ABOUT PREMATURE EJACULATION
Types of PE
Premature Ejaculation (PE) is either:
- Lifelong (Primary) PE means that you have had the problem from the get-go.
- Acquired (Secondary) PE means that you have previously had control over ejaculation.
Both lifelong and acquired each affect around 5% of men.
Primary PE is usually more ‘severe’ than secondary PE.
Lifelong PE has a measurable effect on quality of life. The author finds it surprising that men with primary PE may not seek for help for many years. Once you realise that Lifelong PE is not a primary pyschological issue then you are more likely to stop beating yourself up about something over which you have little control.
First line treatment for Lifelong PE is pharmacological therapy and not psychological therapy. In other words, the problem is not psychological. The cause of Lifelong PE is frankly not known. However, evidence points towards genetically predisposed dysfunction of the serotonin (5-HT) receptor.
The most common cause of acquired PE appears to be a combination of erectile dysfunction (ED) with peformance anxiety.
Perhaps you notice that your erections aren’t as strong as you’d like. You might try to rush to avoid embarrassment. In other words, you will naturally speed up ejaculation to make sure that you don’t miss the boat! This heightened sense of performance is a form of anxiety. The trouble with perfomance anxiety is that it contributes to the problem it is trying to stop!
Physical causes of PE are less common, but include:
- Chronic Prostate inflammation (Chronic Prostatitis). Pointers include painful ejaculation, pelvic pain, and/or pain on passing urine.
- Thyroid hormone disorder
Diagnosis of PE
The time interval between vaginal penetration and ejaculation is the ‘latency time.’
The latency time provide some guidance as to what is normal although you are unlikely to want to start a stop watch.
The International Society for Sexual Medicine (ISSM) require the latency time for lifelong PE to be around or under 1 minute. The latency time for acquired PE is 3 minutes or less.

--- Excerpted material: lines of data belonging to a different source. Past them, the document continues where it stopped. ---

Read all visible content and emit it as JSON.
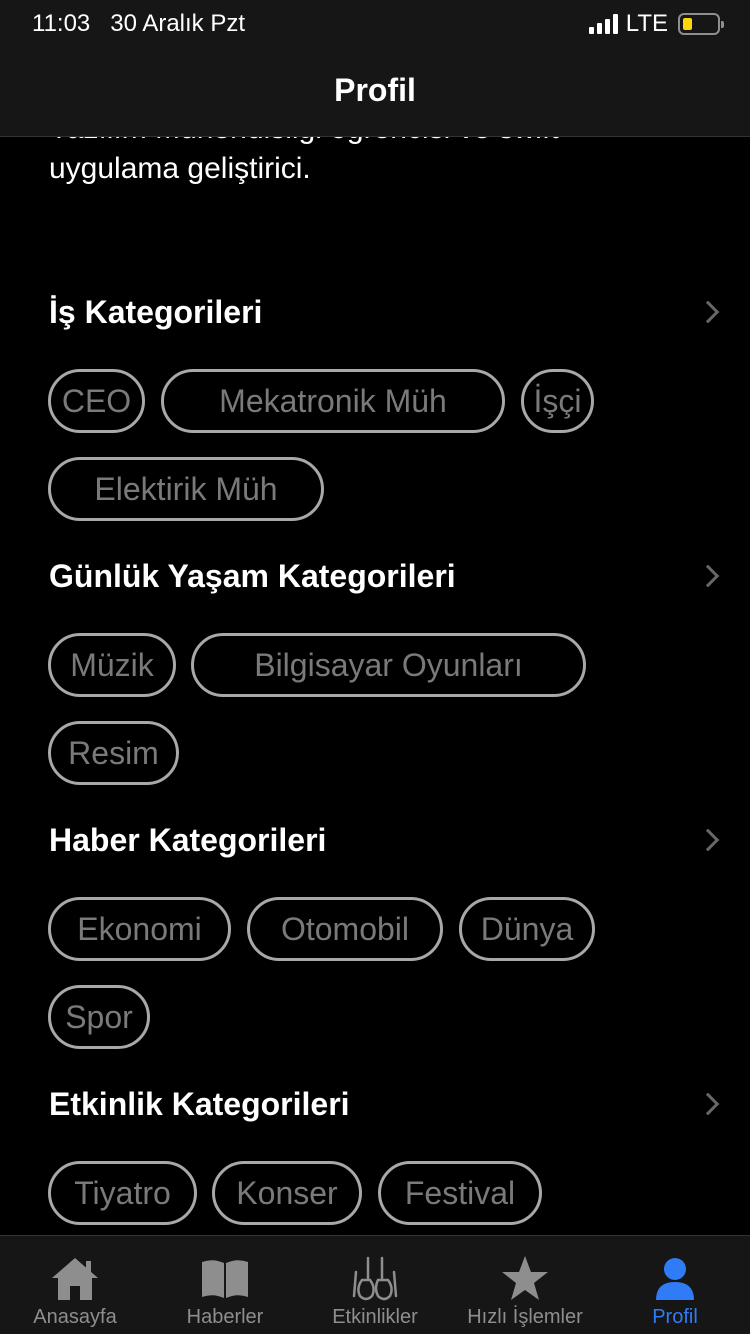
{
  "status_bar": {
    "time": "11:03",
    "date": "30 Aralık Pzt",
    "carrier": "LTE",
    "battery_level": 0.2,
    "battery_color": "#ffd60a"
  },
  "nav": {
    "title": "Profil"
  },
  "profile": {
    "bio_line1": "Yazılım Mühendisliği öğrencisi ve swift",
    "bio_line2": "uygulama geliştirici."
  },
  "sections": [
    {
      "title": "İş Kategorileri",
      "chips": [
        "CEO",
        "Mekatronik Müh",
        "İşçi",
        "Elektirik Müh"
      ]
    },
    {
      "title": "Günlük Yaşam Kategorileri",
      "chips": [
        "Müzik",
        "Bilgisayar Oyunları",
        "Resim"
      ]
    },
    {
      "title": "Haber Kategorileri",
      "chips": [
        "Ekonomi",
        "Otomobil",
        "Dünya",
        "Spor"
      ]
    },
    {
      "title": "Etkinlik Kategorileri",
      "chips": [
        "Tiyatro",
        "Konser",
        "Festival"
      ]
    }
  ],
  "tabs": [
    {
      "label": "Anasayfa",
      "icon": "house-icon"
    },
    {
      "label": "Haberler",
      "icon": "book-icon"
    },
    {
      "label": "Etkinlikler",
      "icon": "guitars-icon"
    },
    {
      "label": "Hızlı İşlemler",
      "icon": "star-icon"
    },
    {
      "label": "Profil",
      "icon": "person-icon",
      "active": true
    }
  ],
  "colors": {
    "accent": "#2f7cf6",
    "chip_border": "#a8a8a8",
    "chip_text": "#7a7a7a",
    "bar_bg": "#161616"
  }
}
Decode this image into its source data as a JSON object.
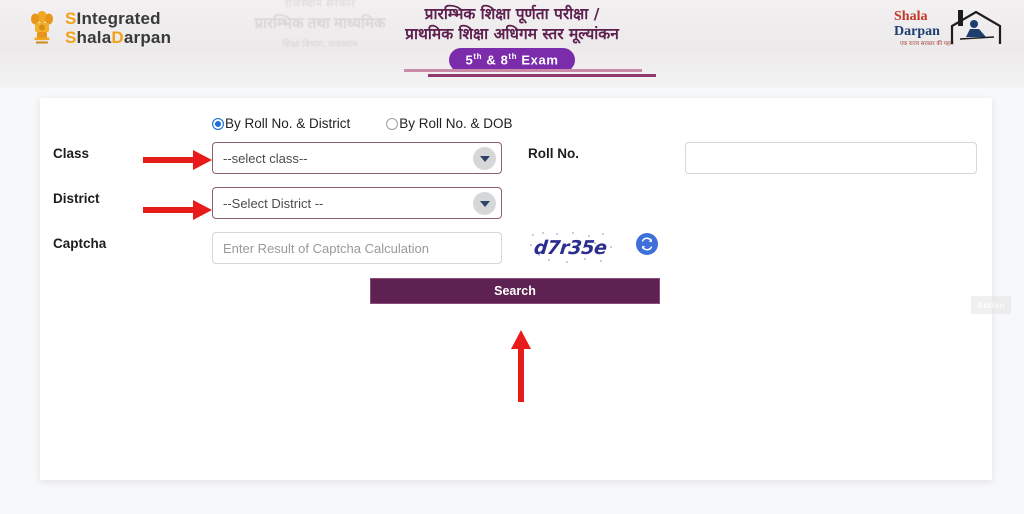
{
  "header": {
    "left_logo": {
      "emblem_icon": "ashoka-emblem-icon",
      "line1": "Integrated",
      "line2_a": "S",
      "line2_b": "hala",
      "line2_c": "D",
      "line2_d": "arpan"
    },
    "title_line1": "प्रारम्भिक शिक्षा पूर्णता परीक्षा /",
    "title_line2": "प्राथमिक शिक्षा अधिगम स्तर मूल्यांकन",
    "exam_badge": "5th & 8th Exam",
    "exam_badge_parts": {
      "n1": "5",
      "sup1": "th",
      "amp": "&",
      "n2": "8",
      "sup2": "th",
      "word": "Exam"
    },
    "watermark": {
      "line1": "राजस्थान सरकार",
      "line2": "प्रारम्भिक तथा माध्यमिक",
      "line3": "शिक्षा विभाग, राजस्थान"
    },
    "right_logo": {
      "shala": "Shala",
      "darpan": "Darpan",
      "subtitle": "एक राज्य सरकार की पहल",
      "house_icon": "house-icon"
    }
  },
  "form": {
    "radio_options": [
      {
        "label": "By Roll No. & District",
        "selected": true
      },
      {
        "label": "By Roll No. & DOB",
        "selected": false
      }
    ],
    "class_label": "Class",
    "class_value": "--select class--",
    "district_label": "District",
    "district_value": "--Select District --",
    "captcha_label": "Captcha",
    "captcha_placeholder": "Enter Result of Captcha Calculation",
    "captcha_value": "",
    "captcha_image_text": "d7r35e",
    "refresh_icon": "refresh-icon",
    "roll_label": "Roll No.",
    "roll_value": "",
    "roll_placeholder": "",
    "search_label": "Search",
    "ghost_label": "Action"
  },
  "colors": {
    "accent_purple": "#5d2152",
    "badge_purple": "#7b2cab",
    "title_maroon": "#5c1f4e",
    "radio_blue": "#1673d1",
    "captcha_blue": "#2b2d8f",
    "refresh_blue": "#3f6fd8",
    "arrow_red": "#e81b1b",
    "select_border": "#8d5f77",
    "logo_gold": "#f2a219"
  }
}
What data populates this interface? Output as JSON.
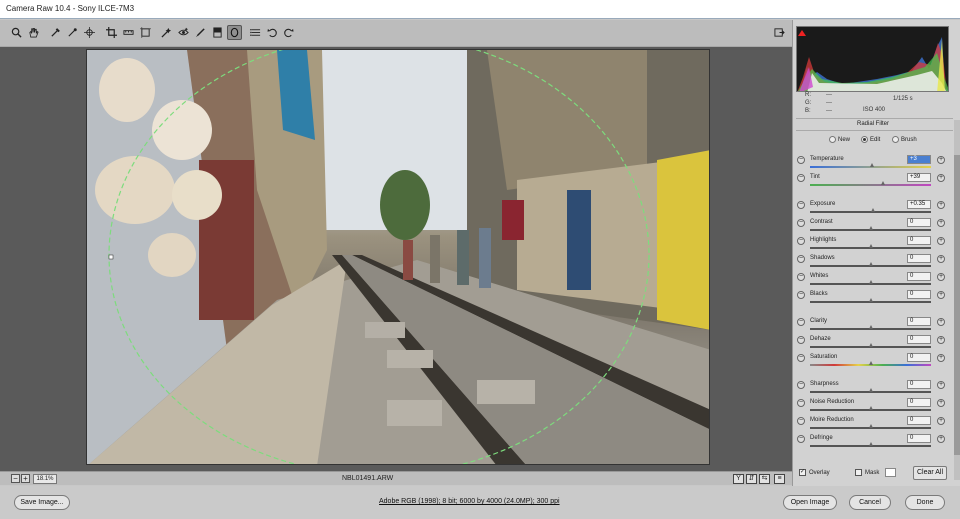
{
  "window": {
    "title": "Camera Raw 10.4  -  Sony ILCE-7M3"
  },
  "toolbar": {
    "tools": [
      {
        "name": "zoom-tool",
        "glyph": "🔍"
      },
      {
        "name": "hand-tool",
        "glyph": "✋"
      },
      {
        "name": "white-balance-tool",
        "glyph": "✎"
      },
      {
        "name": "color-sampler-tool",
        "glyph": "✢"
      },
      {
        "name": "targeted-adjustment-tool",
        "glyph": "◎"
      },
      {
        "name": "crop-tool",
        "glyph": "⌗"
      },
      {
        "name": "straighten-tool",
        "glyph": "▭"
      },
      {
        "name": "transform-tool",
        "glyph": "⊞"
      },
      {
        "name": "spot-removal-tool",
        "glyph": "✐"
      },
      {
        "name": "red-eye-tool",
        "glyph": "👁"
      },
      {
        "name": "adjustment-brush-tool",
        "glyph": "✏"
      },
      {
        "name": "graduated-filter-tool",
        "glyph": "▮"
      },
      {
        "name": "radial-filter-tool",
        "glyph": "◯"
      },
      {
        "name": "preferences",
        "glyph": "☰"
      },
      {
        "name": "rotate-left",
        "glyph": "↺"
      },
      {
        "name": "rotate-right",
        "glyph": "↻"
      }
    ],
    "fullscreen_glyph": "⇱"
  },
  "image": {
    "filename": "NBL01491.ARW",
    "zoom": "18.1%",
    "zoom_minus": "−",
    "zoom_plus": "+"
  },
  "view_buttons": [
    "Y",
    "⇵",
    "⇆",
    "≡"
  ],
  "histogram": {
    "r_label": "R:",
    "r_val": "---",
    "g_label": "G:",
    "g_val": "---",
    "b_label": "B:",
    "b_val": "---",
    "shutter": "1/125 s",
    "iso": "ISO 400"
  },
  "panel": {
    "title": "Radial Filter",
    "modes": [
      {
        "label": "New",
        "selected": false
      },
      {
        "label": "Edit",
        "selected": true
      },
      {
        "label": "Brush",
        "selected": false
      }
    ],
    "sliders": [
      {
        "label": "Temperature",
        "value": "+3",
        "selected": true,
        "position": 0.51
      },
      {
        "label": "Tint",
        "value": "+39",
        "selected": false,
        "position": 0.6
      },
      {
        "label": "Exposure",
        "value": "+0.35",
        "selected": false,
        "position": 0.52
      },
      {
        "label": "Contrast",
        "value": "0",
        "selected": false,
        "position": 0.5
      },
      {
        "label": "Highlights",
        "value": "0",
        "selected": false,
        "position": 0.5
      },
      {
        "label": "Shadows",
        "value": "0",
        "selected": false,
        "position": 0.5
      },
      {
        "label": "Whites",
        "value": "0",
        "selected": false,
        "position": 0.5
      },
      {
        "label": "Blacks",
        "value": "0",
        "selected": false,
        "position": 0.5
      },
      {
        "label": "Clarity",
        "value": "0",
        "selected": false,
        "position": 0.5
      },
      {
        "label": "Dehaze",
        "value": "0",
        "selected": false,
        "position": 0.5
      },
      {
        "label": "Saturation",
        "value": "0",
        "selected": false,
        "position": 0.5
      },
      {
        "label": "Sharpness",
        "value": "0",
        "selected": false,
        "position": 0.5
      },
      {
        "label": "Noise Reduction",
        "value": "0",
        "selected": false,
        "position": 0.5
      },
      {
        "label": "Moire Reduction",
        "value": "0",
        "selected": false,
        "position": 0.5
      },
      {
        "label": "Defringe",
        "value": "0",
        "selected": false,
        "position": 0.5
      }
    ],
    "overlay": {
      "label": "Overlay",
      "checked": true
    },
    "mask": {
      "label": "Mask",
      "checked": false
    },
    "clear_all": "Clear All"
  },
  "bottom": {
    "save_image": "Save Image...",
    "workflow": "Adobe RGB (1998); 8 bit; 6000 by 4000 (24.0MP); 300 ppi",
    "open_image": "Open Image",
    "cancel": "Cancel",
    "done": "Done"
  }
}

The other requirements for a diagnosis of PE would appear to be self-evident:
- ‘The inability to delay ejaculation on all or nearly all vaginal penetrations,’ and
- ‘Negative personal consequences, such as distress, bother, frustration, and/or the avoidance of sexual intimacy.
The author rarely finds the diagnosis of PE difficult. On occasion, a guy will be concerned about PE but report a good 3-5 minutes or longer before ejaculation occurs.
Two other types of PE are worth a mention. ‘Subjective PE’ describes the feeling of PE with a normal latency time. However, the latency time of 1 minute and 3 minutes in the definitions are arbitrary, and some men with subjective PE do seek treatment to prolong time to ejaculation.
‘Variable PE,’ describes inconsistent ejaculatory latency time that includes time in the normal range. This type of PE is likely to be acquired.
Do I need treatment?
Doctors are guided by level of patient concern.
Men with PE often report:
- low satisfaction with their sexual relationship
- low satisfaction with sexual intercourse
- less frequent intercourse
- low self-confidence
- mental distress, anxiety, embarrassment, depression
The Premature Ejaculation Prevalence and Attitudes survey found that ‘Only 9.0% of men with PE reported having consulted a physician for the condition.’
We encourage you to seek help if PE is causing issues in your life. The best known ‘PE Score’ is The Premature Ejaculation Diagnostic Tool (PEDT) Questionnaire which is a useful guide as to whether you are experiencing significant PE. Take the test now.